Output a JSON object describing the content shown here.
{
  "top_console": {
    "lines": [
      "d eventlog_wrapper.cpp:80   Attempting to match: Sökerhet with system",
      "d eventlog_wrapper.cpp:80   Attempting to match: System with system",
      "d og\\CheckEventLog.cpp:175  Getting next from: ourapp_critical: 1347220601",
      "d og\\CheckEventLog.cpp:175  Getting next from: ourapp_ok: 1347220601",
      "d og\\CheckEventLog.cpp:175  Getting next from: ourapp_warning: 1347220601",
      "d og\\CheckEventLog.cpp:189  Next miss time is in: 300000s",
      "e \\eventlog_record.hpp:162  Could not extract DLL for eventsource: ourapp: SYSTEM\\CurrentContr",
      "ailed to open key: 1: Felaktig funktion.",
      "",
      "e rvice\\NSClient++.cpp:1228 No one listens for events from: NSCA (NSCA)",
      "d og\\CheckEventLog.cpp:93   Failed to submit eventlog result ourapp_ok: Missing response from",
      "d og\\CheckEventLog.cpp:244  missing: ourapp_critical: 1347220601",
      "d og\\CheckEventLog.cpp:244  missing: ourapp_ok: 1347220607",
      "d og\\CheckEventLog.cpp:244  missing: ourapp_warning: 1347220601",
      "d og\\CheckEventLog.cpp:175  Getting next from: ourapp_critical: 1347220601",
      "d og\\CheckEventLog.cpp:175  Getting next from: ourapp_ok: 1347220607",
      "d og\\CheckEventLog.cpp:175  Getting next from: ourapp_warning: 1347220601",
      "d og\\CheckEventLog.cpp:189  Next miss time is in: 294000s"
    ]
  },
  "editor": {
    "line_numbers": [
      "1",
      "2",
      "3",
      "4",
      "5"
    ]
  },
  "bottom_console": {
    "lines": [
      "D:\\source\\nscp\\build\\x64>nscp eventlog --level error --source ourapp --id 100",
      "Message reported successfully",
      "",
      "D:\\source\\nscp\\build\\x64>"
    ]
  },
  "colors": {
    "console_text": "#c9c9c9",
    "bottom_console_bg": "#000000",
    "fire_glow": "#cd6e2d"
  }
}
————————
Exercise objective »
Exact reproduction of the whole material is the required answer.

Solution to the problem »
Output a JSON object describing the content shown here.
{
  "top_console": {
    "lines": [
      "d eventlog_wrapper.cpp:80   Attempting to match: Sökerhet with system",
      "d eventlog_wrapper.cpp:80   Attempting to match: System with system",
      "d og\\CheckEventLog.cpp:175  Getting next from: ourapp_critical: 1347220601",
      "d og\\CheckEventLog.cpp:175  Getting next from: ourapp_ok: 1347220601",
      "d og\\CheckEventLog.cpp:175  Getting next from: ourapp_warning: 1347220601",
      "d og\\CheckEventLog.cpp:189  Next miss time is in: 300000s",
      "e \\eventlog_record.hpp:162  Could not extract DLL for eventsource: ourapp: SYSTEM\\CurrentContr",
      "ailed to open key: 1: Felaktig funktion.",
      "",
      "e rvice\\NSClient++.cpp:1228 No one listens for events from: NSCA (NSCA)",
      "d og\\CheckEventLog.cpp:93   Failed to submit eventlog result ourapp_ok: Missing response from",
      "d og\\CheckEventLog.cpp:244  missing: ourapp_critical: 1347220601",
      "d og\\CheckEventLog.cpp:244  missing: ourapp_ok: 1347220607",
      "d og\\CheckEventLog.cpp:244  missing: ourapp_warning: 1347220601",
      "d og\\CheckEventLog.cpp:175  Getting next from: ourapp_critical: 1347220601",
      "d og\\CheckEventLog.cpp:175  Getting next from: ourapp_ok: 1347220607",
      "d og\\CheckEventLog.cpp:175  Getting next from: ourapp_warning: 1347220601",
      "d og\\CheckEventLog.cpp:189  Next miss time is in: 294000s"
    ]
  },
  "editor": {
    "line_numbers": [
      "1",
      "2",
      "3",
      "4",
      "5"
    ]
  },
  "bottom_console": {
    "lines": [
      "D:\\source\\nscp\\build\\x64>nscp eventlog --level error --source ourapp --id 100",
      "Message reported successfully",
      "",
      "D:\\source\\nscp\\build\\x64>"
    ]
  },
  "colors": {
    "console_text": "#c9c9c9",
    "bottom_console_bg": "#000000",
    "fire_glow": "#cd6e2d"
  }
}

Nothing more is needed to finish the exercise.